Images of the just-released The Hunger Games: Catching Fire victory tour posters are circulating on the Internet and feeding the frenzy for the movie, which won’t hit theaters until Nov. 22, 2013.
It’s a frenzy already fueled by The Hunger Games and Brave opening in theaters, archery being NBC’s number-one cable ratings winner during the London Olympics, and Revolution and Arrow hitting their mark on TV.
But has media hype translated into true archery interest? A report, produced in late 2012 by Caddis Interactive, begins to answer this question.
Caddis Interactive analyzed keyword and content searches for “archery” and related topics. The resulting report shows archery has garnered more searches on a consistent basis with spikes coming from recent movies and the 2012 Summer Olympics.
The report also found:
- There was an increase in archery-related news references over the last four years, from 2008 to 2012.
- In 2004, archery-related news references were considered minimal outside of a small peak relative to that year’s Summer Olympics.
- Web coverage of archery news remained low until the 2008 Games. After that event, archery garnered more attention on a consistent basis with spikes coming from movies including The Hunger Games and the 2012 Summer Olympics.
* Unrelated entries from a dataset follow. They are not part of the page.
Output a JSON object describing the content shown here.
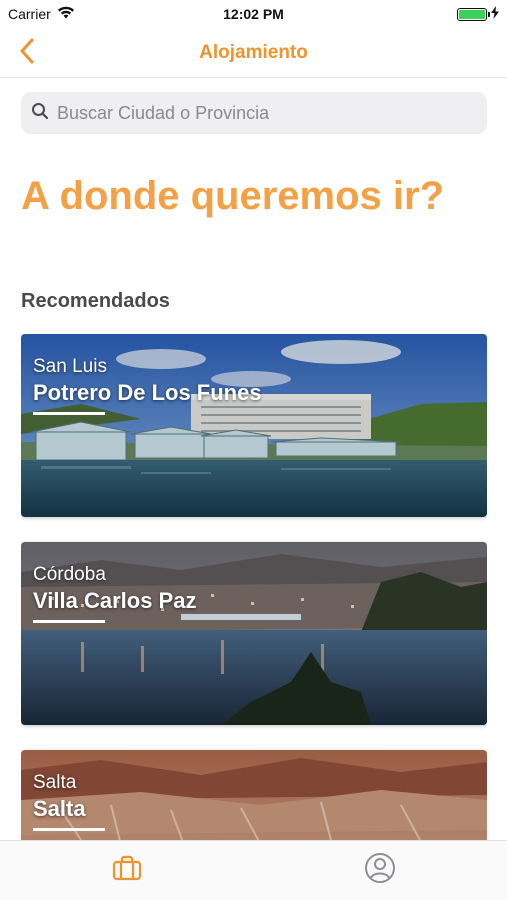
{
  "status_bar": {
    "carrier": "Carrier",
    "time": "12:02 PM",
    "battery_level": 1.0,
    "battery_color": "#3bd15a"
  },
  "nav": {
    "title": "Alojamiento",
    "back_icon": "chevron-left-icon",
    "accent_color": "#f0932b"
  },
  "search": {
    "placeholder": "Buscar Ciudad o Provincia",
    "value": "",
    "icon": "search-icon"
  },
  "headline": "A donde queremos ir?",
  "section_title": "Recomendados",
  "cards": [
    {
      "province": "San Luis",
      "city": "Potrero De Los Funes",
      "image": "lake-hotel-photo"
    },
    {
      "province": "Córdoba",
      "city": "Villa Carlos Paz",
      "image": "lake-city-night-photo"
    },
    {
      "province": "Salta",
      "city": "Salta",
      "image": "canyon-photo"
    }
  ],
  "tab_bar": {
    "tabs": [
      {
        "name": "accommodation",
        "icon": "briefcase-icon",
        "active": true,
        "color": "#f0932b"
      },
      {
        "name": "profile",
        "icon": "user-icon",
        "active": false,
        "color": "#8e8e93"
      }
    ]
  }
}
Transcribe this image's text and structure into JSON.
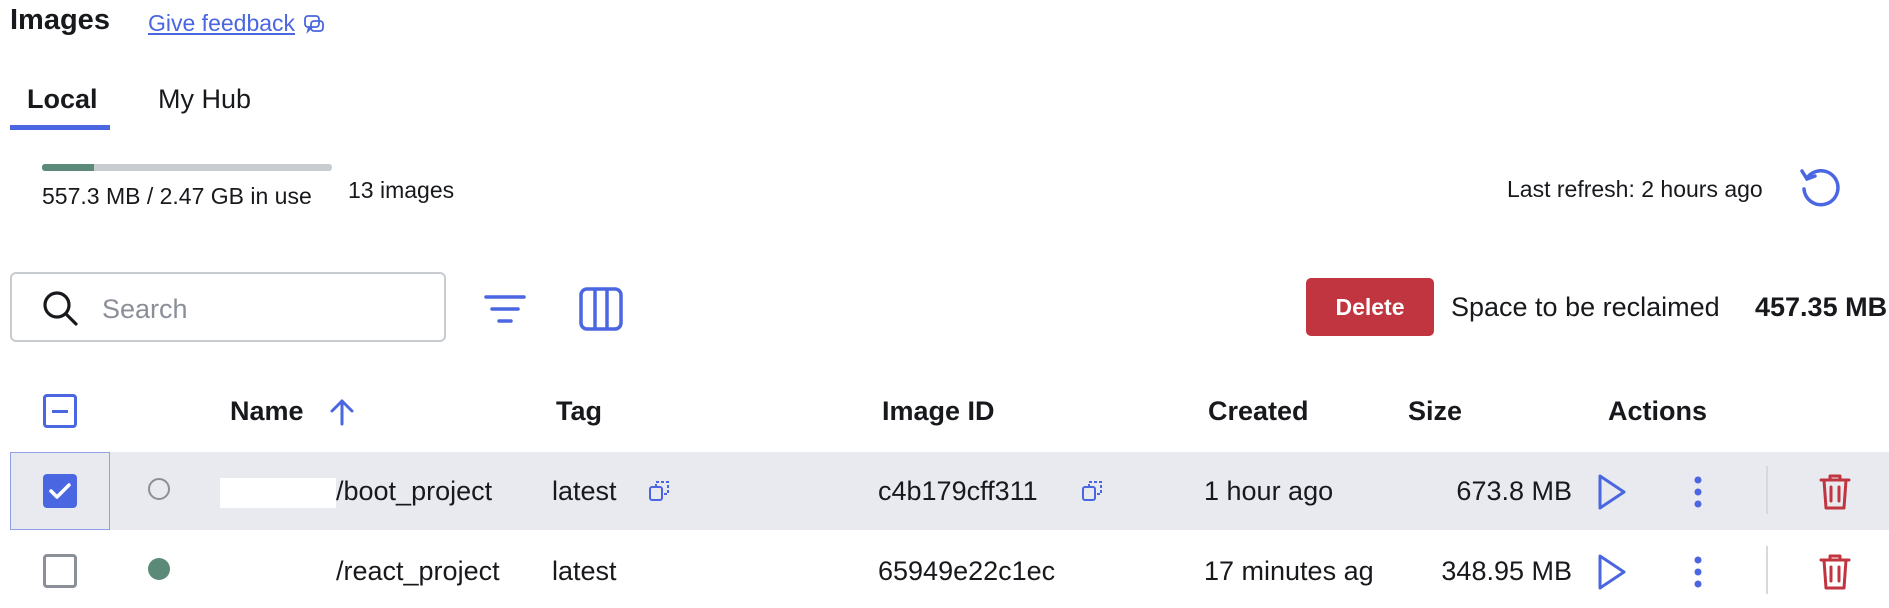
{
  "header": {
    "title": "Images",
    "feedback_label": "Give feedback"
  },
  "tabs": [
    {
      "label": "Local",
      "active": true
    },
    {
      "label": "My Hub",
      "active": false
    }
  ],
  "usage": {
    "text": "557.3 MB / 2.47 GB in use",
    "fraction_used": 0.18,
    "image_count": "13 images",
    "last_refresh": "Last refresh: 2 hours ago"
  },
  "toolbar": {
    "search_placeholder": "Search",
    "delete_label": "Delete",
    "reclaim_label": "Space to be reclaimed",
    "reclaim_value": "457.35 MB"
  },
  "table": {
    "columns": [
      "Name",
      "Tag",
      "Image ID",
      "Created",
      "Size",
      "Actions"
    ],
    "rows": [
      {
        "name": "/boot_project",
        "tag": "latest",
        "image_id": "c4b179cff311",
        "created": "1 hour ago",
        "size": "673.8 MB",
        "selected": true,
        "in_use": false
      },
      {
        "name": "/react_project",
        "tag": "latest",
        "image_id": "65949e22c1ec",
        "created": "17 minutes ag",
        "size": "348.95 MB",
        "selected": false,
        "in_use": true
      }
    ]
  },
  "colors": {
    "accent": "#4a66e0",
    "danger": "#c0353f",
    "in_use": "#5b8a79",
    "selected_row": "#e9eaef"
  },
  "icons": [
    "feedback-icon",
    "refresh-icon",
    "search-icon",
    "filter-icon",
    "columns-icon",
    "sort-ascending-icon",
    "copy-icon",
    "play-icon",
    "more-vertical-icon",
    "trash-icon"
  ]
}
- The United States and New Zealand tie for having the most web searches for the keyword “archery” between 2010 and 2012; Australia, the United Kingdom, and Canada round out the top five.
“Completing this report has been eye-opening,” said Jake Fagan, president and co-founder of Caddis Interactive. “The report shows archery really is a global sport.”
Analytics from August 2012–the same time the latest Summer Olympics were held–revealed New Zealand has the greatest amount of interest in archery content related to the Olympics. The U.K. and Australia follow, and the U.S. and Canada have the least amount.
With U.S. archer Brady Ellison ranked the world’s No. 1 archer in 2011 and 2012, it may come as a surprise that Americans search less for Olympic archery than New Zealand, the U.K. and Australia.
Fagan said America’s interest in bowhunting may account for seemingly less interest in Olympic archery. Although seven of the top 10 cities for archery searches are in the U.S., American consumers search most for bows and bow manufacturers. In fact, Americans account for 45 percent of the world’s 13.6 million Google searches for “bows.”
Unlike bowhunting, which is largely limited to American participation, competitive archery has broad international appeal. Easier access to archery could be partly responsible for the surge in archery interest.
The archery and bowhunting industry’s trade show serves as a revenue generator to fund archery programs. Since the model was adopted, Archery Trade Association (ATA)-member businesses have invested more than $15 million in programs to grow archery sports.
With Katniss Everdeen as a fictional role model, and Ellison as a real-life, regular-guy–relatable to both competitive archers and bowhunters alike–kids are viewing the sport as something they’d like to try.
“Katniss has helped give archery a hip factor it’s just never had before,” said Teresa Iaconi, press officer for the USA Archery Team. “New movies are showing kids that archery isn’t archaic and old-fashioned. As a result, participation is growing.”
At the 2012 National Target Championships and Easton Junior Olympic Archery Development (JOAD) Nationals, 357 youth and 180 adults competed. This is almost a complete reversal since 2001 when 171 youth and 383 adults competed at the same event.
JOAD Clubs, where youth can try archery, grew 79 percent from 2008 to 2012. Club attendance is increasing, too. Although recent media events are publicizing archery for the industry, Iaconi insists media isn’t the greatest recruiter.
“Kids are the best archery recruiters,” Iaconi said. “They feel like archery is unique and then get their friends to try it.”
Iaconi says USA Archery is working to accommodate increased interest, including hiring its first outreach director, Mary Emmons, and more than doubling its staff members since 2008. She credits the Archery Trade Association for helping expand archery programs.
“USA Archery and ATA’s goals are aligned in wanting to grow archery and youth archery programs, and reach the largest possible group of people,” she said. “ATA is an invaluable partner because they help establish archery programs in communities, and set them up for long-term success.”
To learn more about archery programs and places to shoot, visit www.archerytime.com.
Image courtesy Archery Trade Association